“You’ll now see children 4 years old walking down (the) road, and I’ll try to talk to them and ask where their family is, but that’s not protection. The police do not have time to make."

Molly Booth, 25, is an author originally from Marblehead, Massachusetts. She pays $600 a month in rent, and lives with one roommate. She had a lot of college friends who lived in Portland and her family visited Maine frequently. She wanted to live in the East End, and didn’t intend to live in Bayside, but fell in love with an apartment on Anderson Street. It’s a two-bedroom with 12-foot ceilings, and even came with a piano.

"A lot of people were concerned when I said I was moving to Bayside, and would tell me, 'Oh, it’s kind of a rough area,' "but I wasn’t particularly concerned. What’s nice, there are so many families here, kids biking and riding their scooters. I’m getting to know my neighbors, and all of the kids are obsessed with my dog. My next-door neighbors have lived here for 50 years, and said if I ever needed anything, even in the middle of the night, to just let them know," Booth said.

Marty Henzy, 21, is originally from Connecticut, and recently graduated from school in Vermont. She works in retail and also at a restaurant. Her friend, Molly Booth, was looking for a roommate, and Henry had visited college friends in Portland and liked the area, so she decided to settle here following graduation. She pays $600 a month in rent and has one roommate in a two-bedroom apartment.

“I’ve had an overwhelmingly positive experience here. It’s nice, and feels very residential,” Henzy said.

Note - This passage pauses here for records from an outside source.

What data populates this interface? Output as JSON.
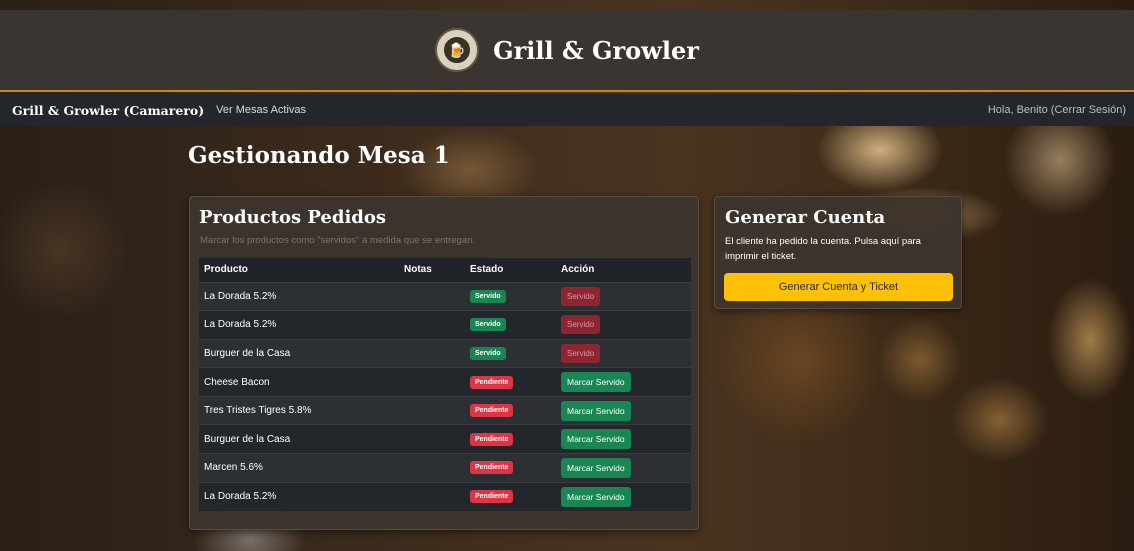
{
  "header": {
    "logo_icon": "growler-logo-icon",
    "title": "Grill & Growler"
  },
  "nav": {
    "brand": "Grill & Growler (Camarero)",
    "active_tables_link": "Ver Mesas Activas",
    "user_greeting": "Hola, Benito (Cerrar Sesión)"
  },
  "page": {
    "title": "Gestionando Mesa 1"
  },
  "products_card": {
    "title": "Productos Pedidos",
    "subtitle": "Marcar los productos como \"servidos\" a medida que se entregan.",
    "columns": [
      "Producto",
      "Notas",
      "Estado",
      "Acción"
    ],
    "rows": [
      {
        "product": "La Dorada 5.2%",
        "notes": "",
        "status": "Servido",
        "action": "Servido"
      },
      {
        "product": "La Dorada 5.2%",
        "notes": "",
        "status": "Servido",
        "action": "Servido"
      },
      {
        "product": "Burguer de la Casa",
        "notes": "",
        "status": "Servido",
        "action": "Servido"
      },
      {
        "product": "Cheese Bacon",
        "notes": "",
        "status": "Pendiente",
        "action": "Marcar Servido"
      },
      {
        "product": "Tres Tristes Tigres 5.8%",
        "notes": "",
        "status": "Pendiente",
        "action": "Marcar Servido"
      },
      {
        "product": "Burguer de la Casa",
        "notes": "",
        "status": "Pendiente",
        "action": "Marcar Servido"
      },
      {
        "product": "Marcen 5.6%",
        "notes": "",
        "status": "Pendiente",
        "action": "Marcar Servido"
      },
      {
        "product": "La Dorada 5.2%",
        "notes": "",
        "status": "Pendiente",
        "action": "Marcar Servido"
      }
    ]
  },
  "bill_card": {
    "title": "Generar Cuenta",
    "description": "El cliente ha pedido la cuenta. Pulsa aquí para imprimir el ticket.",
    "button_label": "Generar Cuenta y Ticket"
  },
  "colors": {
    "header_bg": "#3a3531",
    "accent": "#c8861f",
    "served": "#198754",
    "pending": "#dc3545",
    "generate_button": "#ffc107"
  }
}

Berrick Bobe, 14, who is originally from Congo, has been living in Portland for three years with three brothers and one sister in a subsidized apartment. Bobe and his family went to Dallas, Texas, when they first came to America, and moved to Portland because of education opportunities. His family first lived in the Munjoy Hill neighborhood, but he said he prefers where they live now in Bayside, because there are always children playing outside.


We asked Portlanders to describe their neighborhoods, and these are the words they used.

My neighborhood is a changing place that's probably best known for the light industrial flats. The people who live here are diverse. Our favorite neighborhood business is Ten Ten Pie and when we have spare time we like to visit bayside trails for fun. Our neighborhood's best-kept secret is probably not telling. Dan
My neighborhood is a scary place that's probably best known for Immigrants. The people who live here are poor. Our favorite neighborhood business is Whole Foods and when we have spare time we like to visit the Old Port for fun. Our neighborhood's best-kept secret is probably the Bakery. Dan
My neighborhood is an up and coming place that's probably best known for its diversity. The people who live here are from all different backgrounds. Our favorite neighborhood business is Silly's and when we have spare time we like to visit Coffee By Design for fun. Our neighborhood's best-kept secret is probably the sunsets over the cityscape. Maddie


A video camera mounted on an FAA approved, remote-controlled drone provides an unusual view of Portland’s rental neighborhoods.

View Drone Footage of East Bayside